Guess who else, beside Dennis Hastert and the Republican leadership, has been covering up the Foley scandal? The Washington Post? A half dozen newspapers? Magazines? Websites?
More than a year ago, a source disgusted by Foley's behavior was going from newspaper to newspaper, to magazines, to websites with copies of the Foley emails and nobody would run them or investigate. The investigation would have been easy; dozens of pages and hundreds of Washington insiders had the story, or pieces of it - but no one bothered or else they were scared off.
In a fascinating article posted yesterday on the Harper's Blog Ken Silverstein details how he got the emails in June, wrote a story and then had the story killed.
The final draft of Silverstein's story was set to run on June 2. The story reads, "Foley's private life should, under most circumstances, be his own business, but in this case there is a clear question about his behavior with a minor and a congressional employee."
The story's conclusion: "The possibility that he might have used his personal power or political position in inappropriate ways, as the emails suggest, should be brought to public attention."
Harper's didn't publish because the Editor felt, "we didn't have absolute proof that Foley was, as one editor put it, 'anything but creepy.'"
Silverstein was disappointed, but also relieved because there had been the possibility, however unlikely, that he would wrongly accuse Foley of improper conduct, even though independent reporting by Silverstein had turned up another page with an "unsettling encounter" with Foley.
A frustrated Silverstein passed along the emails and related materials to several people who might share them with other media outlets.
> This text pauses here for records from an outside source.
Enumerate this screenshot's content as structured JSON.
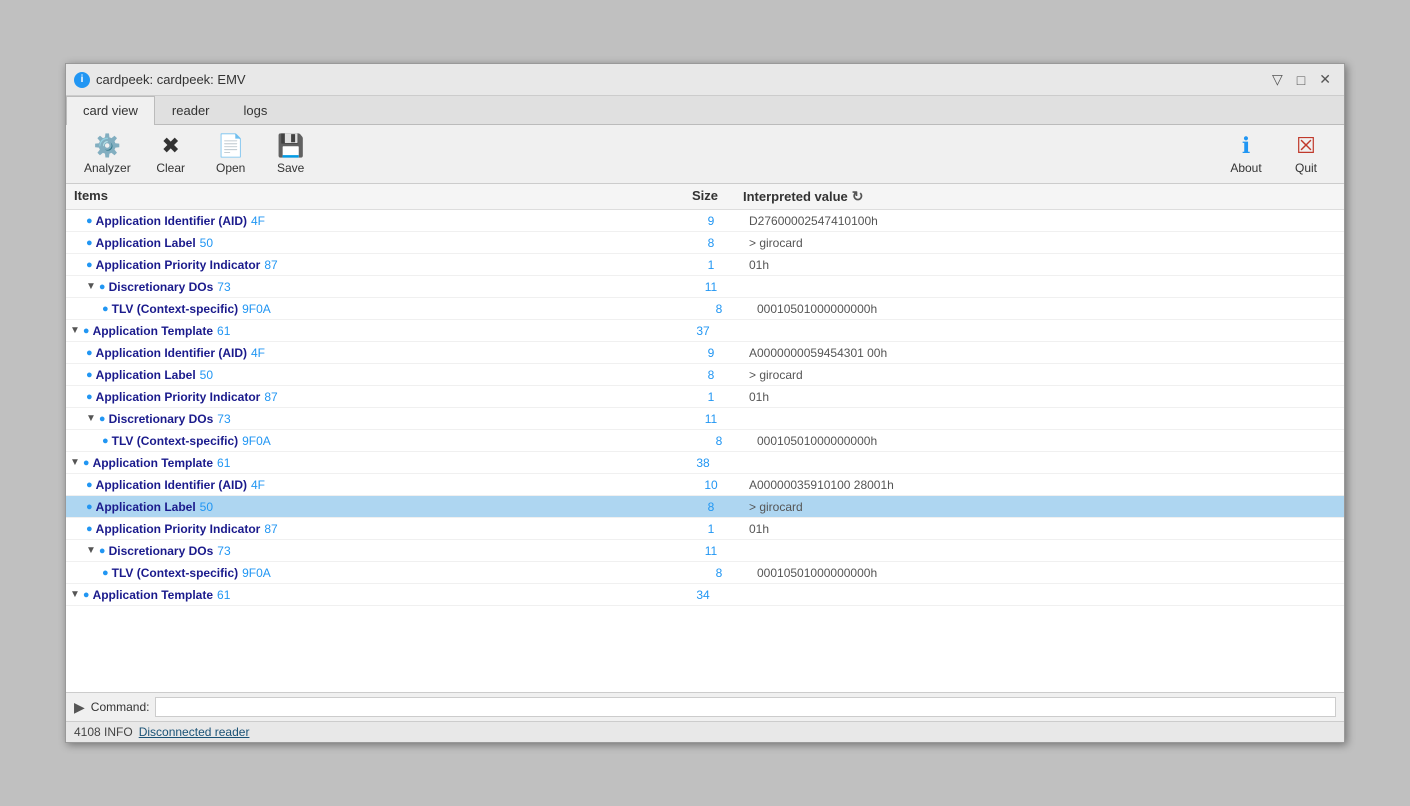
{
  "window": {
    "title": "cardpeek: cardpeek: EMV",
    "icon": "i"
  },
  "tabs": [
    {
      "label": "card view",
      "active": true
    },
    {
      "label": "reader",
      "active": false
    },
    {
      "label": "logs",
      "active": false
    }
  ],
  "toolbar": {
    "analyzer_label": "Analyzer",
    "clear_label": "Clear",
    "open_label": "Open",
    "save_label": "Save",
    "about_label": "About",
    "quit_label": "Quit"
  },
  "table": {
    "col_items": "Items",
    "col_size": "Size",
    "col_value": "Interpreted value"
  },
  "rows": [
    {
      "indent": 1,
      "icon": true,
      "collapse": false,
      "name": "Application Identifier (AID)",
      "tag": "4F",
      "size": "9",
      "value": "D27600002547410100h",
      "selected": false
    },
    {
      "indent": 1,
      "icon": true,
      "collapse": false,
      "name": "Application Label",
      "tag": "50",
      "size": "8",
      "value": "> girocard",
      "selected": false
    },
    {
      "indent": 1,
      "icon": true,
      "collapse": false,
      "name": "Application Priority Indicator",
      "tag": "87",
      "size": "1",
      "value": "01h",
      "selected": false
    },
    {
      "indent": 1,
      "icon": true,
      "collapse": true,
      "name": "Discretionary DOs",
      "tag": "73",
      "size": "11",
      "value": "",
      "selected": false
    },
    {
      "indent": 2,
      "icon": true,
      "collapse": false,
      "name": "TLV (Context-specific)",
      "tag": "9F0A",
      "size": "8",
      "value": "00010501000000000h",
      "selected": false
    },
    {
      "indent": 0,
      "icon": true,
      "collapse": true,
      "name": "Application Template",
      "tag": "61",
      "size": "37",
      "value": "",
      "selected": false
    },
    {
      "indent": 1,
      "icon": true,
      "collapse": false,
      "name": "Application Identifier (AID)",
      "tag": "4F",
      "size": "9",
      "value": "A0000000059454301 00h",
      "selected": false
    },
    {
      "indent": 1,
      "icon": true,
      "collapse": false,
      "name": "Application Label",
      "tag": "50",
      "size": "8",
      "value": "> girocard",
      "selected": false
    },
    {
      "indent": 1,
      "icon": true,
      "collapse": false,
      "name": "Application Priority Indicator",
      "tag": "87",
      "size": "1",
      "value": "01h",
      "selected": false
    },
    {
      "indent": 1,
      "icon": true,
      "collapse": true,
      "name": "Discretionary DOs",
      "tag": "73",
      "size": "11",
      "value": "",
      "selected": false
    },
    {
      "indent": 2,
      "icon": true,
      "collapse": false,
      "name": "TLV (Context-specific)",
      "tag": "9F0A",
      "size": "8",
      "value": "00010501000000000h",
      "selected": false
    },
    {
      "indent": 0,
      "icon": true,
      "collapse": true,
      "name": "Application Template",
      "tag": "61",
      "size": "38",
      "value": "",
      "selected": false
    },
    {
      "indent": 1,
      "icon": true,
      "collapse": false,
      "name": "Application Identifier (AID)",
      "tag": "4F",
      "size": "10",
      "value": "A000000359101002 8001h",
      "selected": false
    },
    {
      "indent": 1,
      "icon": true,
      "collapse": false,
      "name": "Application Label",
      "tag": "50",
      "size": "8",
      "value": "> girocard",
      "selected": true
    },
    {
      "indent": 1,
      "icon": true,
      "collapse": false,
      "name": "Application Priority Indicator",
      "tag": "87",
      "size": "1",
      "value": "01h",
      "selected": false
    },
    {
      "indent": 1,
      "icon": true,
      "collapse": true,
      "name": "Discretionary DOs",
      "tag": "73",
      "size": "11",
      "value": "",
      "selected": false
    },
    {
      "indent": 2,
      "icon": true,
      "collapse": false,
      "name": "TLV (Context-specific)",
      "tag": "9F0A",
      "size": "8",
      "value": "00010501000000000h",
      "selected": false
    },
    {
      "indent": 0,
      "icon": true,
      "collapse": true,
      "name": "Application Template",
      "tag": "61",
      "size": "34",
      "value": "",
      "selected": false
    }
  ],
  "command": {
    "icon": "▶",
    "label": "Command:",
    "placeholder": ""
  },
  "status": {
    "code": "4108 INFO",
    "link": "Disconnected reader"
  }
}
He then learned the same information was all around and that other people were also contacting reporters. Silverstein's original source apparently had given up on getting the media to cover the story, after getting turned down by everyone.
Silverstein seems to defend Harper's killing of the story by mentioning all the other media outlets who had the story and dropped the ball.
St. Petersburg Times and The Miami Herald had the Foley emails as early as the fall of 2005. The Washington Post, Fox News, The New Republic, Roll Call and Time magazine, as well as Talkingpointsmemo.com and Americablog.com had the story and refused to go with it.
When asked about whether The Washington Post had the story six months earlier, Pat O'Shea of The Washington Post admitted they had the earlier emails (and did not publish), but not the IMs.
Neil Brown, Executive Editor of the St. Petersburg Times, defended his decision to kill the Foley story: "We paid for that restraint last week when we got scooped by an anonymous blogger - not a reporter."
John Aravosis of Americablog explains why he didn't go public sooner. "I had received the emails in July...but I didn't think it was appropriate to publish allegations of pedophilia/child sex predation...until I had all the facts. Shortly after I received the emails, I found out that CREW [Citizens for Responsibility and Ethics in Washington] had also received copies of the emails and had immediately passed them to the FBI."
The emails were first posted on a website titled Stop Sexual Predators. Foley's election opponent seized on it and called for an investigation. ABCnews.com ran with the story -- which turned into a political tsunami that led former pages to come forward with the stunning set of sexually explicit instant messages.
Executive Editor Brown continues, "Nobody in the news business likes to get scooped. We're not happy about it. We're also not alone."
He's certainly right about that. Apparently newspapers and the media are like sheep and only feel comfortable moving with the mainstream herd.
Why was the Harper's source unable to get any media outlet interested in a story that has now taken on global proportions? Was this political correctness run amuck? Was it a fear of appearing homophobic?
Those media outlets that killed the story say that the emails themselves were not completely conclusive. But backup and substantiation would have taken only a few phone calls. Dozens of Washington insiders and former pages were begging anybody to get the story out.
The Foley story - of at least a wannabe predator, who occasionally "got lucky" - was common knowledge in congressional corridors among the pages, the Republican Leadership, the House Clerk and many congressmen. How come all the great reporters couldn't check the story out?
What's wrong with these people? The more troubling question is: what other stories are out there that are not getting published?